Equipment: Kettlebells, stability balls, Bosu balls, weights, and medicine balls
Students should bring: Towel
Average class length: 30–60 minutes
Number of Staff: 1–5 people
Class location: Mix of indoor and outdoor classes
Registration required: Yes
Good for beginners: Yes
Guests allowed: Yes
Parking: Parking lot
Pro Tip: Have fun.
Clint Robinson's U.S. Air Force duty took him around the world, but it was his time in South Korea that made the biggest mark. There, he learned the art of tae kwon do—and the positive fitness and values associated with it. When he returned to the states and left the Air Force, it didn't take long for him to found his own martial-arts school. More than 40 years and 19 locations later, Robinson's Taekwondo continues to thrive on the same principles on which Clint founded his business: excellence, personal attention, and tradition. He now counts children's, adult, and family programs as part of his curriculum. With continued training, students of all ages not only hone their fitness, but also improve their mental sharpness, self-confidence, and discipline.
On a ranch in the country, Epona Farms' trainers share the equestrian spirit with newcomers, youth, and champions-to-be in their indoor arenas and outdoor sand area. Triona Watson, an advanced coach since 1975, draws from her international experience to head up the facility's instructional programs. Her riding curriculum centers on three components: dressage, stadium jumps, and cross-country riding. Along with these focuses, her students learn English and Western styles of riding in an indoor arena and outdoor sand area. As spring turns to summer, Epona's horse whisperers expand their lessons into immersive day camps that teach horsemanship and leadership skills to adolescents, and let the children interact with other animals, such as rabbits and sheep. Younger children may be enchanted by PeeWee Pony School, a program that pairs pintsize novices with appropriate-size steeds to help instill a love for horses and riding at a young age. Additionally, the instructors focus on community outreach and work with special-needs children and young adults.

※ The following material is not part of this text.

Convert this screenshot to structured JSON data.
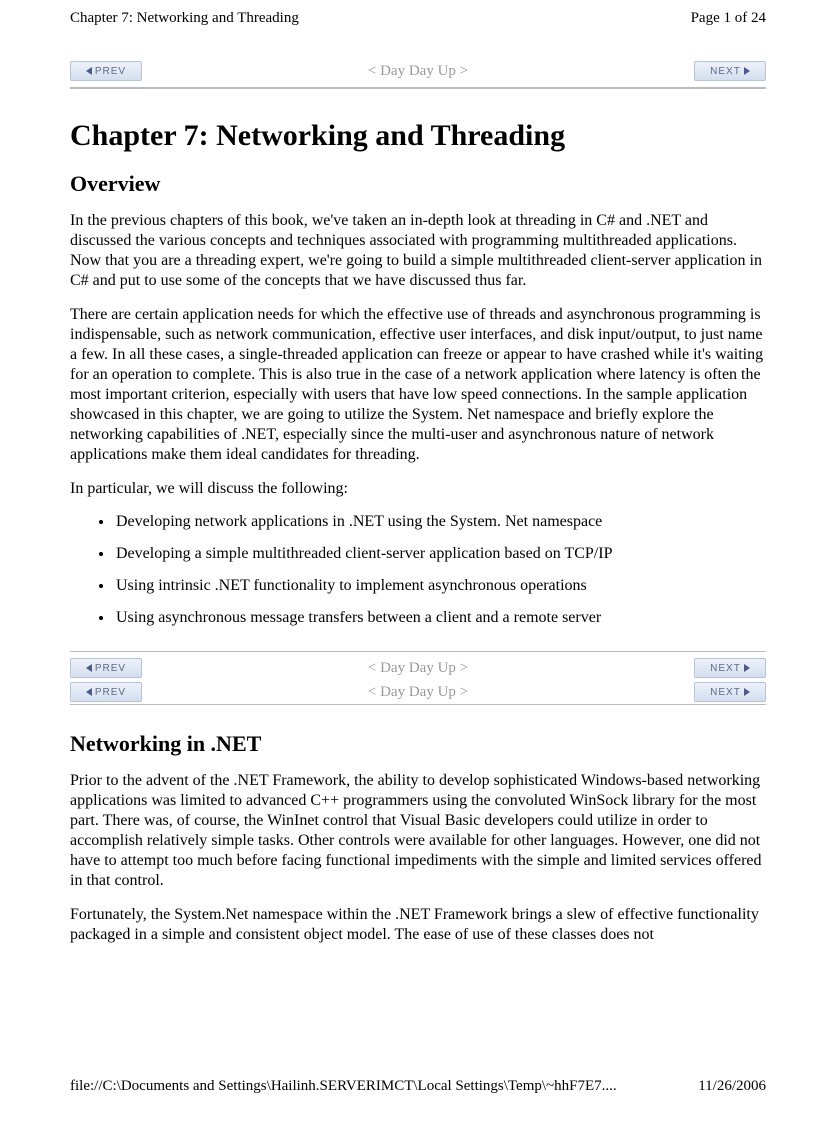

Sportations connects amateur adrenaline jockeys to certified professional adventurers, drawing from a nationwide network of aeronauts and speed demons to introduce habitual pedestrians to the wonders of skydiving, ballooning, hang gliding, and stock-car racing. Thrill seekers can zipline across a forest canopy, hollering like Tarzan or taunting nearby birds until they agree to race. Helicopter tours ferry patrons skyward over landmarks and cityscapes, whereas paragliding adventures get up close and personal with blue skies and clouds. For most sports, Sportations accommodates groups of any size, from physics classes empirically proving gravity's existence to solo ballooning supervillains declaring dominion over all they see.
The tallest building in San Francisco, the Transamerica Pyramid, soars to a height of just over 850 feet. The instructors at Skydiving San Francisco climb about 9,000 feet higher than that—and then jump from an airplane. During tandem dives, San Francisco Skydiving's team members harness themselves to customers and rocket back toward earth at approximately 200 feet per second. Additionally, the company offers an Accelerated Freefall program. In that, teachers equip students with the tools to dive on their own so they don't have to learn by progressively jumping off from each stair in their house.
For more than two decades, Emerald Lakes Golf Course has challenged golfers of all skill levels with a scenic assortment of hazards, including redwood forests, a host of lakes, and the Delta Breeze. The course features a relatively easy first hole, after which things get much harder at hole #2—a 195-yard par-3 made longer by the prevailing winds. Before heading in for the day, golfers must make a difficult decision at the 362-yard, par-4 dogleg ninth hole. They can aim over the lake in hopes of hitting the green directly, lay up in the center of the fairway, or hit the ball in the opposite direction to approach the hole by crossing the entire globe first.
Course at a Glance: